If the hydrogen economy is to advance, it must receive investment support of $70 billion by 2030. That’s according to the Hydrogen Council, which says that the cost to produce and distribute hydrogen from clean energy sources will fall by as much as 50% over the next decade.
Today is hydrogen is produced using coal and natural gas, which is considered “grey hydrogen” that does nothing to limit CO2 emissions. Hydrogen is now used for oil refining and ammonia production. The goal, though, is to produce hydrogen from a low-carbon energy source and to expand its use into the transportation and power generation sectors.
“2020 marks the beginning of a new era for energy: as the potential for hydrogen to become part of our global energy system becomes a reality, we can expect fewer emissions and improved security and flexibility,” said Benoît Potier, chief executive of Air Liquide and co-chair of the Hydrogen Council. “A clean energy future with hydrogen is closer than we think because the industry has been working hard on addressing key technology challenges.”
The Path to Hydrogen Competitiveness: A Cost Perspective — performed by McKinsey & Company — examines 25,000 data points and looks at 30 companies. The analysis involves the entire hydrogen value chain and includes the United States, Europe, Japan, South Korea and China.

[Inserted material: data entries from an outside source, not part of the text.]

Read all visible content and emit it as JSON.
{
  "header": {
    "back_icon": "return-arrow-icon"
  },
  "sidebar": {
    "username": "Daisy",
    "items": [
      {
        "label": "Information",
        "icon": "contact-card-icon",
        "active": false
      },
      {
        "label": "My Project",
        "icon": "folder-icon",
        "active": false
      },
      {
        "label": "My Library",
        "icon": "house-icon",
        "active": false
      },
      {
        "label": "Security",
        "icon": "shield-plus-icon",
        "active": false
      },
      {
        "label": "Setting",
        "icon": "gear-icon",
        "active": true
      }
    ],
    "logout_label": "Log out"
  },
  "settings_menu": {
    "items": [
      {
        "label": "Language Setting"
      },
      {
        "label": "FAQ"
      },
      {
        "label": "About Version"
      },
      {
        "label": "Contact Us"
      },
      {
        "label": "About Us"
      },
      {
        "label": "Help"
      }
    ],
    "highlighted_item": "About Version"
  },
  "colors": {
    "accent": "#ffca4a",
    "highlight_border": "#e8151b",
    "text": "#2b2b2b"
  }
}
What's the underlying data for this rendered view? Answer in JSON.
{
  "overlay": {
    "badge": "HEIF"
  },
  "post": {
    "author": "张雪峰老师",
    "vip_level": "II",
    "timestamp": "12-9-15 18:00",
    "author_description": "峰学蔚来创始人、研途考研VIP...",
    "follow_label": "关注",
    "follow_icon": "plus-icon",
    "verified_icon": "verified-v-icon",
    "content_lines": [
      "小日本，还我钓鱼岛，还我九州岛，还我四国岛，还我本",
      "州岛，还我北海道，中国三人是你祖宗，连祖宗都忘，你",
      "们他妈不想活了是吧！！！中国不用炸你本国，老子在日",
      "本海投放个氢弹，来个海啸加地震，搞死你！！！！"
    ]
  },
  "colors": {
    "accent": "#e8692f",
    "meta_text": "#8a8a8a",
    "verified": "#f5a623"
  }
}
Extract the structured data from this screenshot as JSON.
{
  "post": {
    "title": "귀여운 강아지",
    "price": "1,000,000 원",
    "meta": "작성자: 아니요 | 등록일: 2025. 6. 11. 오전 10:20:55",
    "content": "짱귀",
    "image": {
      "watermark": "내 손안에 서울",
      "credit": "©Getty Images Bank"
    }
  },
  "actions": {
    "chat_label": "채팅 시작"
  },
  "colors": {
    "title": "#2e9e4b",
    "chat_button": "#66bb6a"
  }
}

Two key drivers are working in green hydrogen’s favor: the cost of renewables continues to fall while the urgency to reduce greenhouse gas levels has picked up steam, all under the banner of the Paris climate agreement. Hydrogen from renewable power is technically viable today, says the International Renewable Energy Agency (IRENA), noting that its price will one day be on par with that of “grey hydrogen” from coal and natural gas. Green hydrogen is already more cost-effective than “blue hydrogen” that utilizes carbon capture technologies.
In the case of green hydrogen, solar panels are producing electricity that may need to be stored in a battery before it is used in an electrolyzer that creates pure hydrogen gas. That hydrogen gas is then stored in a cylinder or tank before it is piped into a fuel cell, which then uses the hydrogen to create clean electricity with no emissions.
“What we see as an opportunity is to scale up to reduce the cost of electrolyzers,” says Emanuel Taibi. head of Power Sector Transformation Strategies for IRENA’s Innovation and Technology Center, in a talk with this reporter at the World Future Energy Summit in Abu Dhabi last month. “It is still small-scale and hand-made. If we can industrialize those, we can increase the scale 5-to-10 times.”
The device creates an electric current that serves to split apart the hydrogen and oxygen from the water where it is found. The agency says that the progress will be gradual, with the cost of electrolyzers to halve in 2040 — from $840 per kilowatt to $420 per kilowatt. At the same time, it says that the price of renewable energy will keep falling and create a compounding effect that will eventually make green hydrogen economical and prevalent.
IRENA notes that significant energy losses occur when hydrogen is produced and transported: as much as 70% of the energy content may get lost, although that figure is less consequential if the hydrogen is created from solar power that is abundant and free. The agency concludes that per unit of energy, hydrogen supply costs are now 1.5 times to 5 times those of natural gas.
But it says that the trials-and-tribulations tied to creating hydrogen are worth it — no matter the fuel that is used to do so. That is because it is all helping to build out the needed infrastructure to carry the hydrogen to where it will ultimately be consumed. That will reduce the need for new infrastructure investment, accelerating the transition from “grey hydrogen” to “green hydrogen.”
“Once you produce the hydrogen from whatever source, you are scaling up the infrastructure: pipelines, ships and fueling stations,” says IRENA’s Taibi. “To get green hydrogen competitive, we need to scale up electrolysis.” Major industrials are intensely interested in this topic, he adds, noting that the UK’s Royal Dutch Shell, Italy’s Synam, France’s Engie, Thailand’s PTT Public Co. and U.S.-based Cummins Inc. are investing in the hydrogen economy.
Meantime, the Los Angeles Department of Water and Power is supporting the conversion of a 1,800-megawatt coal facility in Utah to a 840-megawatt plant that will run on both natural gas and hydrogen by 2025; it would run fully on green hydrogen by 2045. The so-called Intermountain Power Project supplies electricity to LA.
Corporate interest is a must, especially to reach the Hydrogen Council’s investment goal of attracting $70 billion over the next decade. “Grey hydrogen” production is here. But “green hydrogen” creation may be coming sooner than most people think, especially as the world grapples to fulfill the terms of Paris and as renewable energy prices fall.
Source: Forbes – Energy